GOAL OF THE EXERCISE ▸
Give the listing again in full, exactly as written.

LISTED RECORDS ▸
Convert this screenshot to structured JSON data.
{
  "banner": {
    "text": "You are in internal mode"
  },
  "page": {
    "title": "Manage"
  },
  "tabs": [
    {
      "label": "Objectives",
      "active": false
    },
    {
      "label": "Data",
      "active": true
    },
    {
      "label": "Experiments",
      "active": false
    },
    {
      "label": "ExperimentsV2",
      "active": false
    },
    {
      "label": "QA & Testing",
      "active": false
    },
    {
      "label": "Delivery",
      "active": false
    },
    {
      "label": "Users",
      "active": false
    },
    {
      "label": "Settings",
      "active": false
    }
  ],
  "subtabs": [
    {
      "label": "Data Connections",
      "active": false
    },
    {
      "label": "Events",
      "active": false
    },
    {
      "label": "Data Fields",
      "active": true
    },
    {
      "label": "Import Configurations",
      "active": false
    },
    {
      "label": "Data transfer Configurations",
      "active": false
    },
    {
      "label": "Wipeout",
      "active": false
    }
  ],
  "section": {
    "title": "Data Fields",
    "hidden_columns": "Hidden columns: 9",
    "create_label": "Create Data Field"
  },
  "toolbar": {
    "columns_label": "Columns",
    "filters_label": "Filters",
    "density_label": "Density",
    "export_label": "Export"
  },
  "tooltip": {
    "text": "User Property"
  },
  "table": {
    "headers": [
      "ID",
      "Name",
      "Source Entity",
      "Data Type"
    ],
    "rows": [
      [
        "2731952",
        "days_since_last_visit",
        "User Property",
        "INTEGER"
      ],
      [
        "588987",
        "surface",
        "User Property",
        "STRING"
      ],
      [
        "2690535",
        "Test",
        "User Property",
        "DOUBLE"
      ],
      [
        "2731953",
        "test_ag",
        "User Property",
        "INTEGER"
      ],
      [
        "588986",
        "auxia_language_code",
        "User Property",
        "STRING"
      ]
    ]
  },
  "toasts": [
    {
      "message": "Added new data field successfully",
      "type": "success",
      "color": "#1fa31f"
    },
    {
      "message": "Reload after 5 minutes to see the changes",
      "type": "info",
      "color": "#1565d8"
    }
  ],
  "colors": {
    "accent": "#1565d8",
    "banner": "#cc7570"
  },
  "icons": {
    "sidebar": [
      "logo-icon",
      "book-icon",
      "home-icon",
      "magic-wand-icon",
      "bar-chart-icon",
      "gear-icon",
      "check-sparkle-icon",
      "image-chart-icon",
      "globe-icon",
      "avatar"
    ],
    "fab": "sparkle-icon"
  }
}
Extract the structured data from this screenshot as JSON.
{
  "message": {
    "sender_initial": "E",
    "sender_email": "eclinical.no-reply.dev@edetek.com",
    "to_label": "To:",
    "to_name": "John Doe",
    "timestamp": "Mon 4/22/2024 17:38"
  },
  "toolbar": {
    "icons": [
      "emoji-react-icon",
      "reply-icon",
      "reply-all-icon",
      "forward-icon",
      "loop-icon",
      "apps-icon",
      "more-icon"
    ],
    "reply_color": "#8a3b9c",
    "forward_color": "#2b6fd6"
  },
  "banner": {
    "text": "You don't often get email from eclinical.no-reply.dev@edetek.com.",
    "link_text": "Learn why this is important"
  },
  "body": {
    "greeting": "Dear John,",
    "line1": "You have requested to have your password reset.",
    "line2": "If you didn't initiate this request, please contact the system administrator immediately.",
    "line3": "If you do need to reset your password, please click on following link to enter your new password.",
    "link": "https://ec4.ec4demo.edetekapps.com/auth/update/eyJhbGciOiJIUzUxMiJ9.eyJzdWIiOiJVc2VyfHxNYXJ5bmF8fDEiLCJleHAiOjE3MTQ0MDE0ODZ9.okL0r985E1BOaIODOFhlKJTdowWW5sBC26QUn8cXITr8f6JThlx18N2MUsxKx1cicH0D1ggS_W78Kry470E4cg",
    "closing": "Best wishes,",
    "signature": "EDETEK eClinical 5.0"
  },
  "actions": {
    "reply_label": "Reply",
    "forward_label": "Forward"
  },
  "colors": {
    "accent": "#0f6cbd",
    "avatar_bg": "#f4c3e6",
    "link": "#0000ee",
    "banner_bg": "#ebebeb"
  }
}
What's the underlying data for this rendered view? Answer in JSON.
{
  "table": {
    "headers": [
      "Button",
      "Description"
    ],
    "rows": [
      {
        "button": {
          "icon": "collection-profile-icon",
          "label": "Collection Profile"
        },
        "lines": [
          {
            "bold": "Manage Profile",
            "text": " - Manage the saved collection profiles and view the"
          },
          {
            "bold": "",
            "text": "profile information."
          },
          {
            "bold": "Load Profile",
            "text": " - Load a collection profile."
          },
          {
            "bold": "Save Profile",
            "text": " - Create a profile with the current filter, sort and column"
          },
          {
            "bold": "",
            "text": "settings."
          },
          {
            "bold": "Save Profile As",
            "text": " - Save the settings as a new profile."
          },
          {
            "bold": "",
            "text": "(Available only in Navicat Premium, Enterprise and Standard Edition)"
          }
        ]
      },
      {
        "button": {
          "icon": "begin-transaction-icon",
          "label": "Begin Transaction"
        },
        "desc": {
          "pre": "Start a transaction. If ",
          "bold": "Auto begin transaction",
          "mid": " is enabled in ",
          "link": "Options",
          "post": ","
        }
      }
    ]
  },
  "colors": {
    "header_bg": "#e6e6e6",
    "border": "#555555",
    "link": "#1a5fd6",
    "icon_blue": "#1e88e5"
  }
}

ANSWER BELOW ▸
Convert this screenshot to structured JSON data.
{
  "banner": {
    "text": "You are in internal mode"
  },
  "page": {
    "title": "Manage"
  },
  "tabs": [
    {
      "label": "Objectives",
      "active": false
    },
    {
      "label": "Data",
      "active": true
    },
    {
      "label": "Experiments",
      "active": false
    },
    {
      "label": "ExperimentsV2",
      "active": false
    },
    {
      "label": "QA & Testing",
      "active": false
    },
    {
      "label": "Delivery",
      "active": false
    },
    {
      "label": "Users",
      "active": false
    },
    {
      "label": "Settings",
      "active": false
    }
  ],
  "subtabs": [
    {
      "label": "Data Connections",
      "active": false
    },
    {
      "label": "Events",
      "active": false
    },
    {
      "label": "Data Fields",
      "active": true
    },
    {
      "label": "Import Configurations",
      "active": false
    },
    {
      "label": "Data transfer Configurations",
      "active": false
    },
    {
      "label": "Wipeout",
      "active": false
    }
  ],
  "section": {
    "title": "Data Fields",
    "hidden_columns": "Hidden columns: 9",
    "create_label": "Create Data Field"
  },
  "toolbar": {
    "columns_label": "Columns",
    "filters_label": "Filters",
    "density_label": "Density",
    "export_label": "Export"
  },
  "tooltip": {
    "text": "User Property"
  },
  "table": {
    "headers": [
      "ID",
      "Name",
      "Source Entity",
      "Data Type"
    ],
    "rows": [
      [
        "2731952",
        "days_since_last_visit",
        "User Property",
        "INTEGER"
      ],
      [
        "588987",
        "surface",
        "User Property",
        "STRING"
      ],
      [
        "2690535",
        "Test",
        "User Property",
        "DOUBLE"
      ],
      [
        "2731953",
        "test_ag",
        "User Property",
        "INTEGER"
      ],
      [
        "588986",
        "auxia_language_code",
        "User Property",
        "STRING"
      ]
    ]
  },
  "toasts": [
    {
      "message": "Added new data field successfully",
      "type": "success",
      "color": "#1fa31f"
    },
    {
      "message": "Reload after 5 minutes to see the changes",
      "type": "info",
      "color": "#1565d8"
    }
  ],
  "colors": {
    "accent": "#1565d8",
    "banner": "#cc7570"
  },
  "icons": {
    "sidebar": [
      "logo-icon",
      "book-icon",
      "home-icon",
      "magic-wand-icon",
      "bar-chart-icon",
      "gear-icon",
      "check-sparkle-icon",
      "image-chart-icon",
      "globe-icon",
      "avatar"
    ],
    "fab": "sparkle-icon"
  }
}
Extract the structured data from this screenshot as JSON.
{
  "message": {
    "sender_initial": "E",
    "sender_email": "eclinical.no-reply.dev@edetek.com",
    "to_label": "To:",
    "to_name": "John Doe",
    "timestamp": "Mon 4/22/2024 17:38"
  },
  "toolbar": {
    "icons": [
      "emoji-react-icon",
      "reply-icon",
      "reply-all-icon",
      "forward-icon",
      "loop-icon",
      "apps-icon",
      "more-icon"
    ],
    "reply_color": "#8a3b9c",
    "forward_color": "#2b6fd6"
  },
  "banner": {
    "text": "You don't often get email from eclinical.no-reply.dev@edetek.com.",
    "link_text": "Learn why this is important"
  },
  "body": {
    "greeting": "Dear John,",
    "line1": "You have requested to have your password reset.",
    "line2": "If you didn't initiate this request, please contact the system administrator immediately.",
    "line3": "If you do need to reset your password, please click on following link to enter your new password.",
    "link": "https://ec4.ec4demo.edetekapps.com/auth/update/eyJhbGciOiJIUzUxMiJ9.eyJzdWIiOiJVc2VyfHxNYXJ5bmF8fDEiLCJleHAiOjE3MTQ0MDE0ODZ9.okL0r985E1BOaIODOFhlKJTdowWW5sBC26QUn8cXITr8f6JThlx18N2MUsxKx1cicH0D1ggS_W78Kry470E4cg",
    "closing": "Best wishes,",
    "signature": "EDETEK eClinical 5.0"
  },
  "actions": {
    "reply_label": "Reply",
    "forward_label": "Forward"
  },
  "colors": {
    "accent": "#0f6cbd",
    "avatar_bg": "#f4c3e6",
    "link": "#0000ee",
    "banner_bg": "#ebebeb"
  }
}
What's the underlying data for this rendered view? Answer in JSON.
{
  "table": {
    "headers": [
      "Button",
      "Description"
    ],
    "rows": [
      {
        "button": {
          "icon": "collection-profile-icon",
          "label": "Collection Profile"
        },
        "lines": [
          {
            "bold": "Manage Profile",
            "text": " - Manage the saved collection profiles and view the"
          },
          {
            "bold": "",
            "text": "profile information."
          },
          {
            "bold": "Load Profile",
            "text": " - Load a collection profile."
          },
          {
            "bold": "Save Profile",
            "text": " - Create a profile with the current filter, sort and column"
          },
          {
            "bold": "",
            "text": "settings."
          },
          {
            "bold": "Save Profile As",
            "text": " - Save the settings as a new profile."
          },
          {
            "bold": "",
            "text": "(Available only in Navicat Premium, Enterprise and Standard Edition)"
          }
        ]
      },
      {
        "button": {
          "icon": "begin-transaction-icon",
          "label": "Begin Transaction"
        },
        "desc": {
          "pre": "Start a transaction. If ",
          "bold": "Auto begin transaction",
          "mid": " is enabled in ",
          "link": "Options",
          "post": ","
        }
      }
    ]
  },
  "colors": {
    "header_bg": "#e6e6e6",
    "border": "#555555",
    "link": "#1a5fd6",
    "icon_blue": "#1e88e5"
  }
}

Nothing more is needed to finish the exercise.